Killed. Wounded.

Command. Officers Men Officers Men

Corps staff -- -- 1 ----

First Division 15 82 58 787

Second Division 17 138 90 941

Third Division 11 98 42 640

Total* 43 318 191 2,368

Aggregate -- -- -- ----

Missing. Total.

Command. Officers Men Officers Men

Corps staff -- --- --- ----

First Division 15 576 88 1,445

Second Division 4 234 111 1,313

Third Division 7 283 60 1,021

Total* 26 1,093 260 3,779

Aggregate -- --- --- 4,039


Major-General, Commanding.

No. 109. Report of Lieutenant Colonel George H. Woods, U. S. Army, Chief Commissary of Subsistence.


Office of Chief Commissary, May 21, 1863.

GENERAL: I have the honor to make the following report of events that transpired in the subsistence department of this corps between the 28th ultimo and the 6th instant:

On the evening of the 28th ultimo, the troops of this corps left camp, with three days' cooked rations in haversacks, and five days' of hard bread, coffee, sugar, and salt, in knapsacks.

On the morning following the marching of the troops, with 312 head of beef-cattle (about six days' supply for this command), I came to the large meadow near which the corps was bivouacked, and corralled the cattle about a quarter of a mile from where you headquarters were on the morning of the 29th.

After reporting to you in person at your new headquarters the position of the cattle, I procured wagons and obtained forage for the cattle, and in the evening again reported at headquarters, and remained there, with the exception of two hours, until 12 m. on the 30th, at which time your inspector-general informed me that we were to move quickly, silently, and through the ravines, to Banks' Ford, above Falmouth.

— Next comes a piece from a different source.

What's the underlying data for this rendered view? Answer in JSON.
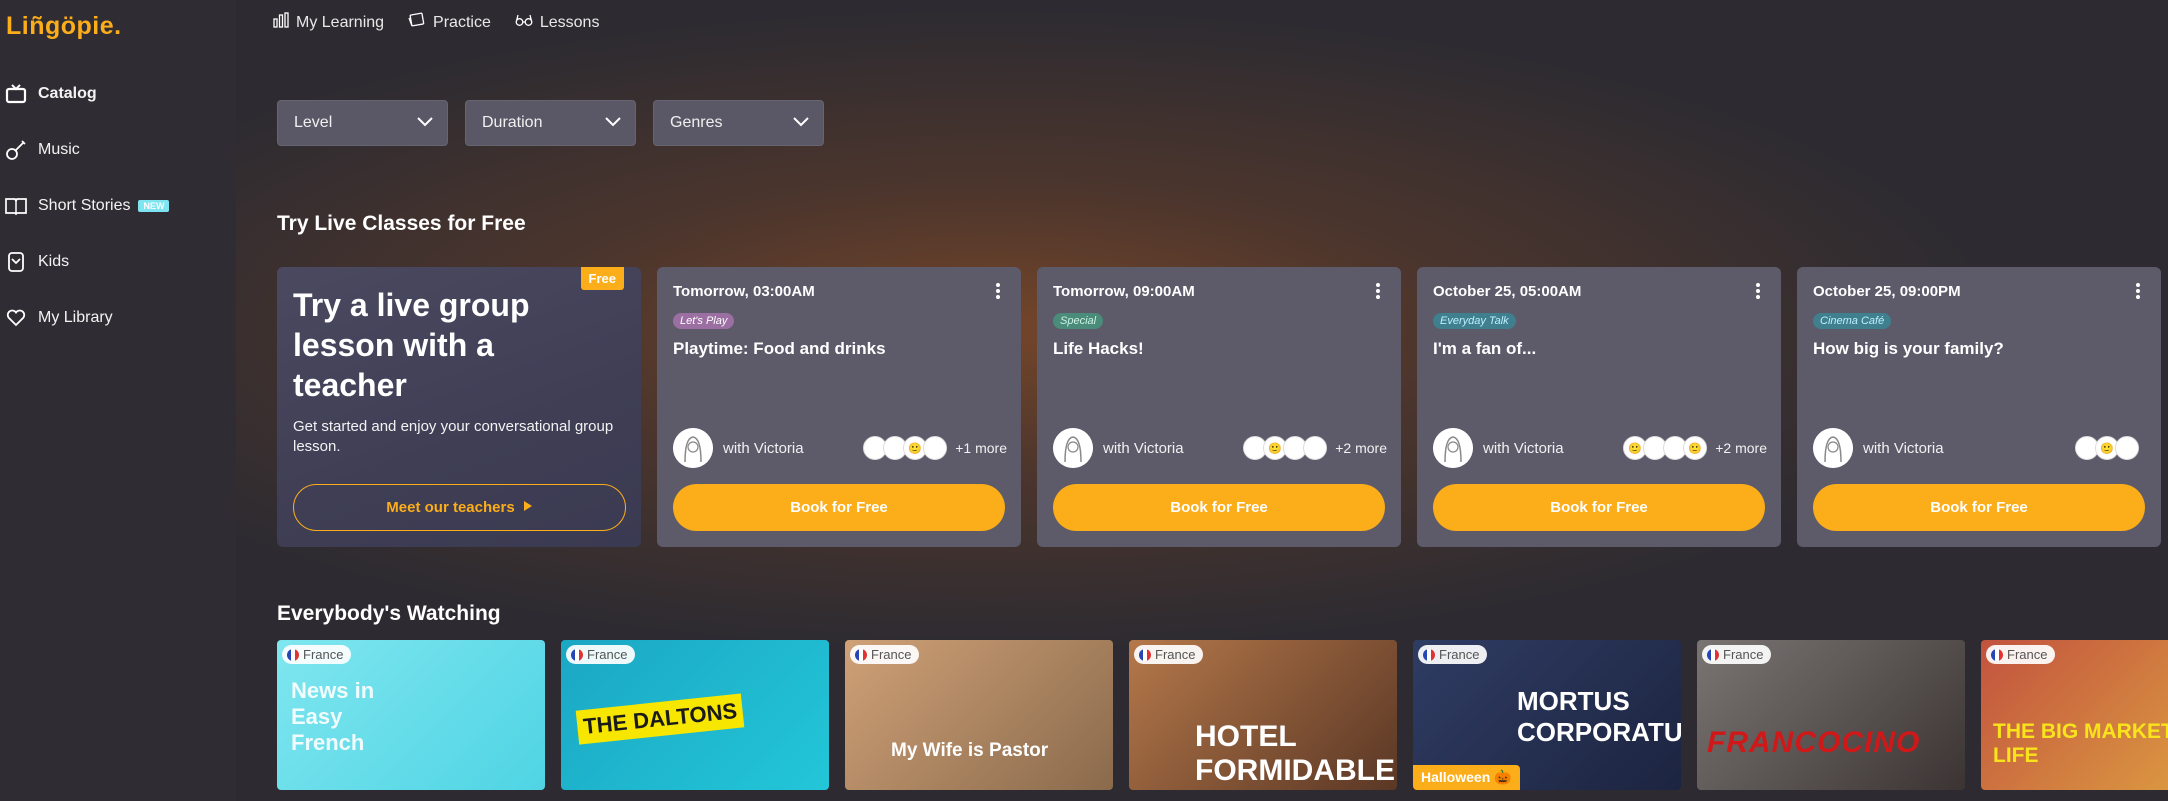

Following these instructions, I started the herd immediately in the rear of the column, and came to Boscobel, were, after consulting with yourself, I concluded to hold the cattle that night, giving them the benefit of rest of food, and also considering it unsafe to drive them so far at night. It may be well to remark here that, prior to leaving the lower ford, orders had been given to replace the rations that had been consumed. This generally was done, but, I am sorry to say, in some instances the troops refused to receive the new rations that were issued


*But see revised statement, p.180.